She did more than that: Selected to serve in the House Judiciary Committee at the beginning of the year, she made a point of saying she would use her new position of power to fight for survivors of domestic abuse.
She has also made it a priority to share her story: She's answered the ignorant and loaded question of “why don’t women leave abusive men?” with her own truth, which is "the fear of being killed if you ever attempted to leave, as so many are. The fear of your children being taken or harmed. The fear of not knowing where to live or how you will support your family with little to no money.”
Storytelling is a powerful tool for entrepreneurs, the perfect antidote to the dizzying, irritating effect of ads and self-promotion. Say you're an acupuncturist who started her own business.
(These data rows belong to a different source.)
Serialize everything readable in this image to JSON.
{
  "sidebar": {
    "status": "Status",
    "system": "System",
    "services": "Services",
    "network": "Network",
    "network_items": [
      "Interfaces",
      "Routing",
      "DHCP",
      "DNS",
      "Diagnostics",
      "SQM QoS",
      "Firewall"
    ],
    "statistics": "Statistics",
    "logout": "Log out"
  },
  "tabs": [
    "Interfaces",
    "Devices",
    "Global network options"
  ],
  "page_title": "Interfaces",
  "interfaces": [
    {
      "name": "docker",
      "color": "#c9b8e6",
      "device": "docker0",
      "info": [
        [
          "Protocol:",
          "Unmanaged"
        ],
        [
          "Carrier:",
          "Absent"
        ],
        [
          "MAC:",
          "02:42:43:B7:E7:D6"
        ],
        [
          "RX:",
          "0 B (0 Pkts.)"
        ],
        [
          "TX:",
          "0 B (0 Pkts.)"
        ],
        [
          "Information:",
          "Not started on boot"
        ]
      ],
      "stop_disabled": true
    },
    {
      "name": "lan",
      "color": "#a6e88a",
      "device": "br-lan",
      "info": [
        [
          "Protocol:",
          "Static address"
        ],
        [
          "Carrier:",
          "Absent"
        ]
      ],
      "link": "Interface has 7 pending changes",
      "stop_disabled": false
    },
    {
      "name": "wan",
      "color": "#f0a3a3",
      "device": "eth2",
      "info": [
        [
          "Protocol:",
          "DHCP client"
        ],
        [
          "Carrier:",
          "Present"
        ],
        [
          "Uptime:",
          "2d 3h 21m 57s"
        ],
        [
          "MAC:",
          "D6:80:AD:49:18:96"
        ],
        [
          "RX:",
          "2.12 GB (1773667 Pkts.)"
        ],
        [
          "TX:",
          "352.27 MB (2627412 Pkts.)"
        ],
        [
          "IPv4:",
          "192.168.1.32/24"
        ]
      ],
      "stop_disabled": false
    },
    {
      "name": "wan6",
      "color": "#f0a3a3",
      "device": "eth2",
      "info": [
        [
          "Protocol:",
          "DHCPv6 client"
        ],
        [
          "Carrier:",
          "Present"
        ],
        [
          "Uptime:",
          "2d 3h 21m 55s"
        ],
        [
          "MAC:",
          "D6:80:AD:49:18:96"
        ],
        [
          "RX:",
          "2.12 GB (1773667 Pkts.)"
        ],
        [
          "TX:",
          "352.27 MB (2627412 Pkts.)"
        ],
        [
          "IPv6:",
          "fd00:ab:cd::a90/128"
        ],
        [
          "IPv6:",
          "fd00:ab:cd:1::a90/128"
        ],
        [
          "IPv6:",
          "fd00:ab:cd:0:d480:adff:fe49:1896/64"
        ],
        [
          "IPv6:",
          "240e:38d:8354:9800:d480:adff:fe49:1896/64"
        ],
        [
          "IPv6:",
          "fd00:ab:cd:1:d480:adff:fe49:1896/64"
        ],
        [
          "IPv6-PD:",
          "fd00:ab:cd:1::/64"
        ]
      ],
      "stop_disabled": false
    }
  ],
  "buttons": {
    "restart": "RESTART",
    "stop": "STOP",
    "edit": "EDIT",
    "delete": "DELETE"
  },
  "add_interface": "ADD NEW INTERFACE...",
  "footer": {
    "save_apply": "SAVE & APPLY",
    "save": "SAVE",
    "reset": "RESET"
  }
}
Most people won’t care unless they know the story that explains why. You could say you "want to heal others" but that's generic
Instead, if you tell the story of how your mother was sick with a rare illness throughout your childhood and you chose to study acupuncture in hopes of providing her with the relief that Western medicine could not ... now, that is something that people will remember.
4. Empower and embolden others.
U.S. Rep. Ayanna Pressley, D-Mass., the first black woman -- and person of color, period-- from Massachusetts to be elected to the House of Representatives, doesn’t see her new leadership position as being about herself and her own ego, but about being able to empower and embolden others.
Because of gender bias in hiring, many female leaders have become accustomed to being the only woman in a room full of men. This has led to the oppressive stereotype that women will go to All About Eve lengths to tear each other down.
But Pressley fervently discredits that stereotype. When Ocasio-Cortez was called out on social media for her dancing, Pressley was quick to stand up for her colleague. She also had her peer Tlaib’s back on the double standard-incited controversy over her cursing. Said Pressley: “I'd rather us be focused on foul policies and how to mitigate and reverse the impact of those policies than foul language.”
It's not just her fellow congresswomen Pressley is uplifting. She has made it her mission to use her position of power to elevate marginalized voices of all kinds, from people with disabilities to those struggling to pay their rent or mortgage. She's vowed to fight misogyny and systemic racism along the way.
Pressley realizes that a successful personal brand focuses on other people; otherwise you’re just tooting your own horn, which is a huge turn-off. If you sell cat toys and donate a portion of your sales to cat rescues, then share those stories on how other people are helping cats, post pictures of happy cats newly rescued and perhaps even link to your other favorite cat products.
When you help promote other people and products, you build goodwill as well as a community that hopefully will return the favor.
When you support and stand up for other women, you learn that angling to be the one woman in the room is beyond passé. You learn that true power and contentment come from building an army of women who have your back.
Not a bad lesson for women entrepreneurs to learn, too, right?